The children chattered and laughed. They ran gaily to and fro in their happy play.
The people of the village heard their merry voices. Their busy mother paused with her long bone needle between her fingers. She looked up and smiled at her little ones.
“How happy my children are to-day!” she said, and she hummed a little tune to herself.
“They are very wise children!” said a neighbour. “They say so many wonderful things. Indeed, they seem to know more of some things than even the wise men of the village!”
“Yes, they are quite wonderful,” said the mother. “I sometimes listen to their chatter and watch their nimble little fingers, and I wonder who taught them all they know.”
“Oh,” said another woman, “they do not seem so extraordinary to me. In fact, they look to me like little birds, flitting about in their dark dresses.”
“They do look like birds!” said the mother, gazing at the children.
“I do believe they are birds,” said the neighbour.
“But the voices are my children’s voices,” said the mother, looking again in wonder.
“And they are still building tiny clay houses on the cliffs!” said the other woman.
“But those toy clay houses are birds’ nests,” said the neighbour, “and those little figures darting back and forth are no longer children. They have changed to birds!”
“Yes,” said the mother, peering from under her hand. “Yes, those are birds building their funny clay nests on the cliffs yonder.
“But the birds have the happy twittering voices of my children.

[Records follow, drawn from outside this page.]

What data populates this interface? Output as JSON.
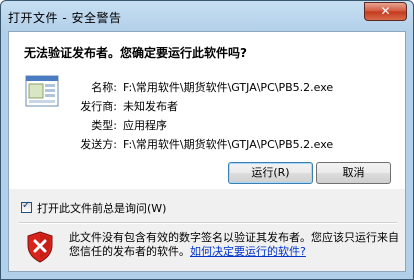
{
  "window": {
    "title": "打开文件 - 安全警告"
  },
  "dialog": {
    "headline": "无法验证发布者。您确定要运行此软件吗?",
    "fields": [
      {
        "label": "名称:",
        "value": "F:\\常用软件\\期货软件\\GTJA\\PC\\PB5.2.exe"
      },
      {
        "label": "发行商:",
        "value": "未知发布者"
      },
      {
        "label": "类型:",
        "value": "应用程序"
      },
      {
        "label": "发送方:",
        "value": "F:\\常用软件\\期货软件\\GTJA\\PC\\PB5.2.exe"
      }
    ],
    "buttons": {
      "run": "运行(R)",
      "cancel": "取消"
    },
    "checkbox": {
      "label": "打开此文件前总是询问(W)",
      "checked": true
    },
    "warning": {
      "text": "此文件没有包含有效的数字签名以验证其发布者。您应该只运行来自您信任的发布者的软件。",
      "link": "如何决定要运行的软件?"
    }
  },
  "colors": {
    "shield_red": "#d9241c",
    "link": "#0033cc",
    "button_border": "#3c7fb1"
  }
}
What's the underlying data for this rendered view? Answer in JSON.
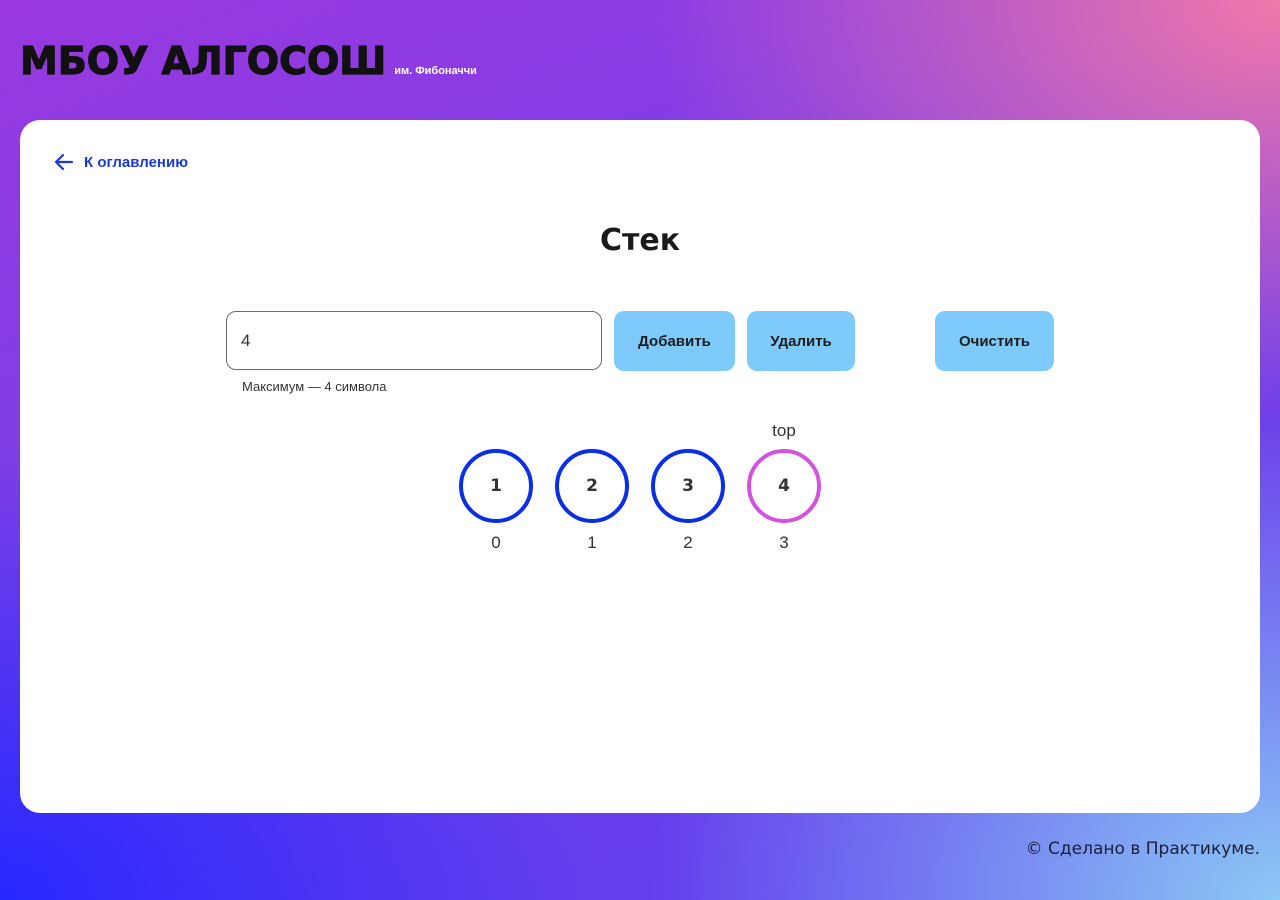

You were right. They were wonderful children!
“Ah, well, my only wish is that they may remain near us. They will cheer us and keep us from becoming lonely!”
“Surely that is a reasonable wishâ€”since they are your own little ones,” said the neighbour. “I, too, hope that the little birds will remain near our village!”
And indeed the mother’s wish was granted. Even to this day the little swallows do not fear man.
In fact, they still choose to build their nests near the camps of the people. They still fix their tiny toy houses on the faces of the sea cliffs.